"Governments have been a little slower to recognize the benefits of e-commerce, primarily because they were focused on the Y2K transition," said Todd Ramsey, general manager of global government for IBM. "But in the last six to nine months, we've seen a dramatic increase...in the government's recognition of the value of putting things on the Web and the value they can bring to citizens."

Experts say the market for online government purchases is enormous--and potentially lucrative for savvy entrepreneurs and investors. According to a report from technology research firm Gartner, federal, state and local governments' e-commerce spending will grow to more than $6.2 billion by 2005 from $1.5 billion in 2000.

Although B2C (business-to-consumer) Will B2B's magic last?and B2B (business-to-business) have become standard terms for such transactions, B2G (business-to-government) is relatively new and is sometimes referred to as G2B. The acronym soup doesn't stop there--there's also G2C, which refers to government transaction with citizens, such as the payment of parking tickets or taxes.

Whatever it's called, the potential is already being described with the same breathless enthusiasm that accompanied the emergence of business-to-consumer and business-to-business.

"G2B could be enormous," said Andrew Whinston, head of the Department of Management Science and Information Systems at the University of Texas at Austin. "Think about all government procurement. You could have contractors having auctions online, product development and delivery, and tie-ins between the aerospace industry and the Defense Department. You could be talking about the largest e-commerce market in the world."

But before investors pounce on the emerging players--private companies such as Ezgov.com and Govworks.com, and public companies such as National Information Consortium--they should take a lesson from other virtual marketplaces.

Business-to-consumer ventures--once the hottest investment segment on Wall Street--started their long slide in 1999. Most e-commerce stocks are now trading well below their highs, and many are below their initial public offering prices.

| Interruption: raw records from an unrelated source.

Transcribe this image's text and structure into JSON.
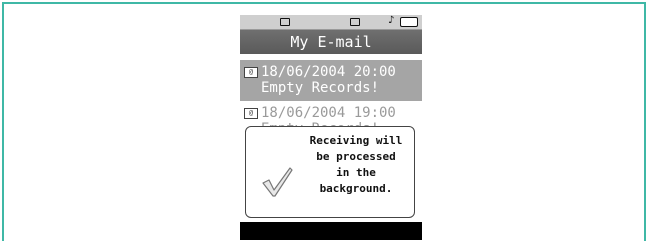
{
  "screen": {
    "title": "My E-mail",
    "status_icons": [
      "envelope-icon",
      "message-icon",
      "music-note-icon",
      "battery-icon"
    ]
  },
  "emails": [
    {
      "date": "18/06/2004 20:00",
      "subject": "Empty Records!",
      "selected": true
    },
    {
      "date": "18/06/2004 19:00",
      "subject": "Empty Records!",
      "selected": false
    }
  ],
  "dialog": {
    "message": "Receiving will be processed in the background.",
    "message_lines": "Receiving will\nbe processed\nin the\nbackground.",
    "icon": "checkmark-icon"
  },
  "colors": {
    "frame_border": "#3fb8a6",
    "title_bar": "#5f5f5f",
    "selected_row": "#a5a5a5",
    "softkey_bar": "#000000"
  }
}
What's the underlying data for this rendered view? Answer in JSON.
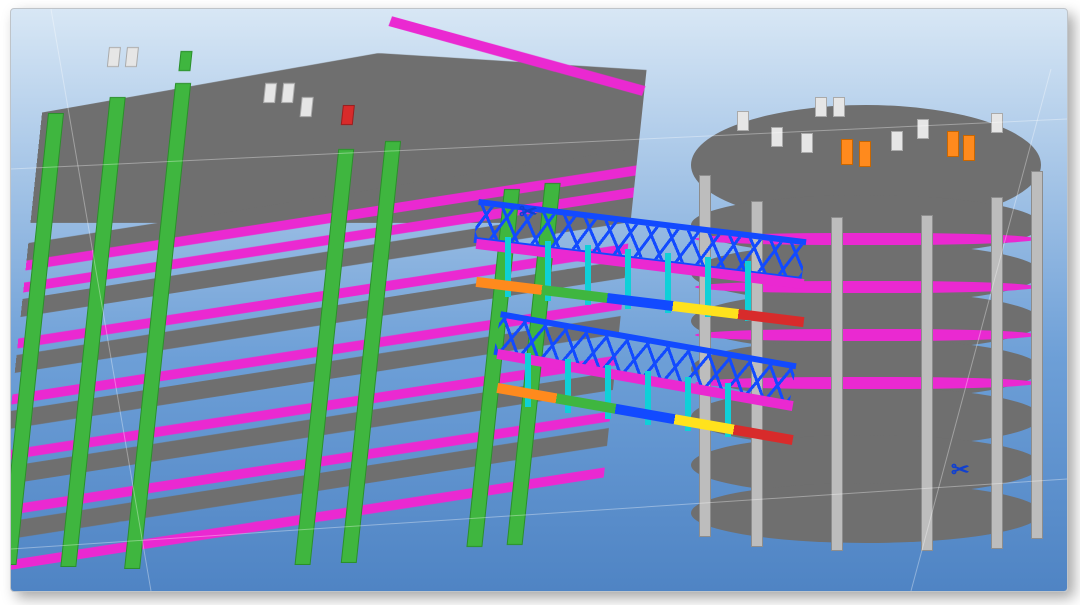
{
  "scene": {
    "description": "3D structural BIM model viewport showing two multi-storey buildings connected by curved link bridges",
    "background_gradient": [
      "#d8e7f5",
      "#4f84c4"
    ]
  },
  "left_building": {
    "floors": 7,
    "column_color": "#3fb63f",
    "slab_color": "#6f6f6f",
    "beam_color": "#ea29d1",
    "roof_stubs": [
      "white",
      "white",
      "white",
      "green",
      "red",
      "white",
      "white"
    ]
  },
  "right_building": {
    "shape": "circular",
    "floors": 8,
    "column_color": "#bdbdbd",
    "slab_color": "#6f6f6f",
    "beam_color": "#ea29d1",
    "roof_stubs": [
      "white",
      "white",
      "orange",
      "white",
      "orange",
      "white",
      "white",
      "white"
    ]
  },
  "link_bridges": {
    "count": 2,
    "truss_color": "#124aff",
    "hanger_color": "#0fd0d8",
    "edge_beam_color": "#ea29d1",
    "deck_member_colors": [
      "#ff8a1d",
      "#3fb63f",
      "#124aff",
      "#ffe21d",
      "#d82b2b"
    ]
  },
  "markers": {
    "glyph": "✂",
    "color": "#1040d0",
    "positions": [
      "upper-bridge-left-end",
      "right-building-lower-right"
    ]
  }
}
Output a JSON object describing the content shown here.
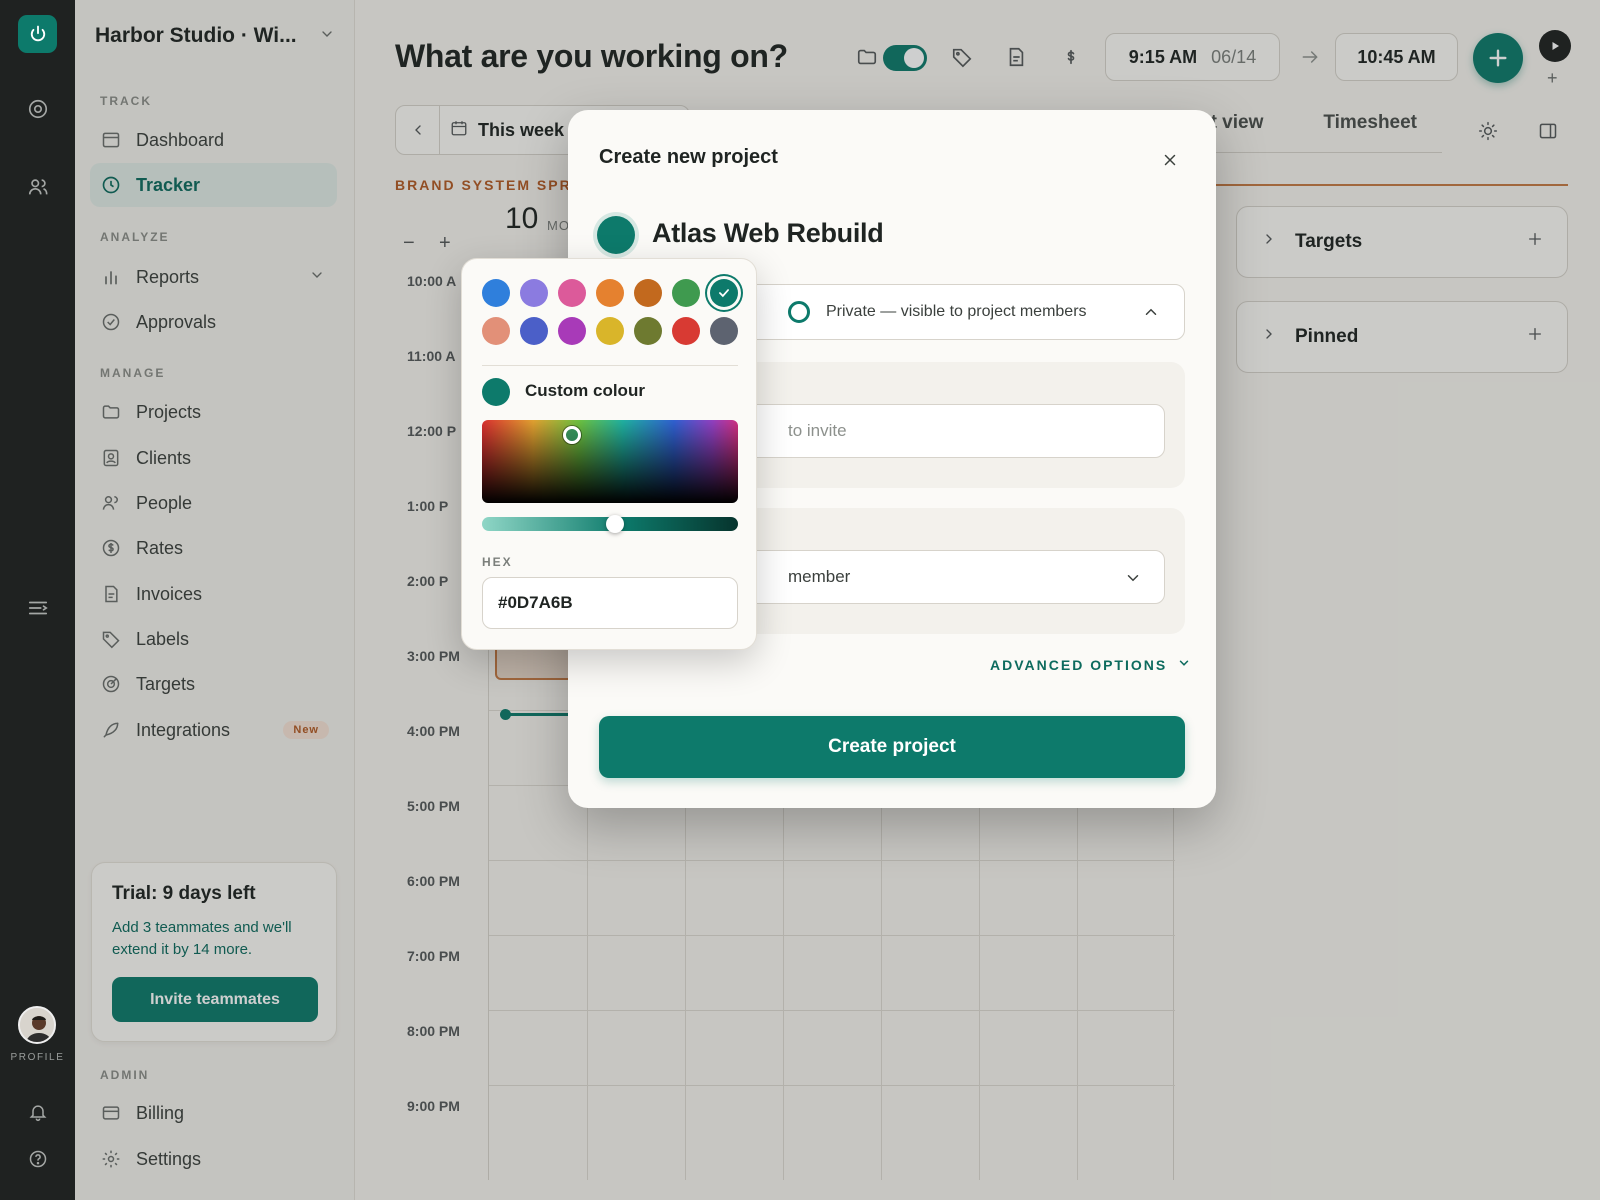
{
  "rail": {
    "profile_label": "PROFILE",
    "icons": [
      "power-icon",
      "target-icon",
      "people-icon",
      "collapse-icon",
      "bell-icon",
      "help-icon"
    ]
  },
  "sidebar": {
    "workspace": "Harbor Studio · Wi...",
    "sections": {
      "track": "TRACK",
      "analyze": "ANALYZE",
      "manage": "MANAGE",
      "admin": "ADMIN"
    },
    "items": [
      {
        "label": "Dashboard"
      },
      {
        "label": "Tracker"
      },
      {
        "label": "Reports"
      },
      {
        "label": "Approvals"
      },
      {
        "label": "Projects"
      },
      {
        "label": "Clients"
      },
      {
        "label": "People"
      },
      {
        "label": "Rates"
      },
      {
        "label": "Invoices"
      },
      {
        "label": "Labels"
      },
      {
        "label": "Targets"
      },
      {
        "label": "Integrations",
        "badge": "New"
      },
      {
        "label": "Billing"
      },
      {
        "label": "Settings"
      }
    ],
    "trial": {
      "title": "Trial: 9 days left",
      "text": "Add 3 teammates and we'll extend it by 14 more.",
      "button": "Invite teammates"
    }
  },
  "header": {
    "title": "What are you working on?",
    "start_time": "9:15 AM",
    "start_date": "06/14",
    "end_time": "10:45 AM"
  },
  "calendar": {
    "week_label": "This week",
    "project_label": "BRAND SYSTEM SPRI",
    "day_number": "10",
    "day_name": "MO",
    "hours": [
      "10:00 A",
      "11:00 A",
      "12:00 P",
      "1:00 P",
      "2:00 P",
      "3:00 PM",
      "4:00 PM",
      "5:00 PM",
      "6:00 PM",
      "7:00 PM",
      "8:00 PM",
      "9:00 PM"
    ]
  },
  "views": {
    "list_tab": "st view",
    "timesheet_tab": "Timesheet"
  },
  "panels": [
    {
      "label": "Targets"
    },
    {
      "label": "Pinned"
    }
  ],
  "modal": {
    "title": "Create new project",
    "project_name": "Atlas Web Rebuild",
    "visibility": "Private — visible to project members",
    "invite_placeholder": "to invite",
    "role_value": "member",
    "advanced": "ADVANCED OPTIONS",
    "create_button": "Create project"
  },
  "color_picker": {
    "swatches": [
      "#2f7fdc",
      "#8b7be0",
      "#dc5a9a",
      "#e5812f",
      "#c2691e",
      "#3f9a4f",
      "#0d7a6b",
      "#e29078",
      "#4b5fc8",
      "#a83ab8",
      "#d9b52a",
      "#6e7a30",
      "#d83a33",
      "#5d6370"
    ],
    "selected_index": 6,
    "custom_label": "Custom colour",
    "hex_label": "HEX",
    "hex_value": "#0D7A6B",
    "lightness": 0.52
  },
  "colors": {
    "accent": "#0d7a6b",
    "warm": "#c67a45"
  }
}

Will business-to-government be nothing more than the next flash in the pan?

Tom Meagher, vice president of equity research for BB&T in Vienna, Va., said the niche isn't likely to soar or crater as extremely as its business-to-consumer and business-to-business brethren. Meagher predicts that four or five companies will emerge within the next year as the dominant players, leaving investors relatively few options for crash-and-burn scenarios.

"Our sense is that you're going to see a much quicker consolidation in G2B," Meagher said. "People look at it and ask, 'Does this have staying power, even though B2B and B2C didn't?' That by definition will force G2B to consolidate faster."

Although business-to-government isn't likely to eclipse the overall size of the business-to-business market--estimated at anywhere from $3 trillion to $50 trillion annually by 2005--government e-commerce is a potentially large market. Many experts predict it will spread from transactions with businesses to include consumers. Government-to-consumer sites will allow citizens to pay taxes and register vehicles online, reducing the government's need for paper pushers and possibly generating revenues for companies that build and host the government sites and charge user fees.

Ezgov.com CEO Ed Trimble said the sphere also helps make life easier for citizens. As an example, Trimble mentioned an Ezgov.com partnership with the county of Riverside, Calif., to provide online property tax payment services.

"In the last tax cycle we received several hundred payments on the final day, and we received our last payment at 11:54 p.m.," Trimble said. "I have an image of a guy sitting around in his pajamas with six minutes to go, making his payment and getting confirmation right then."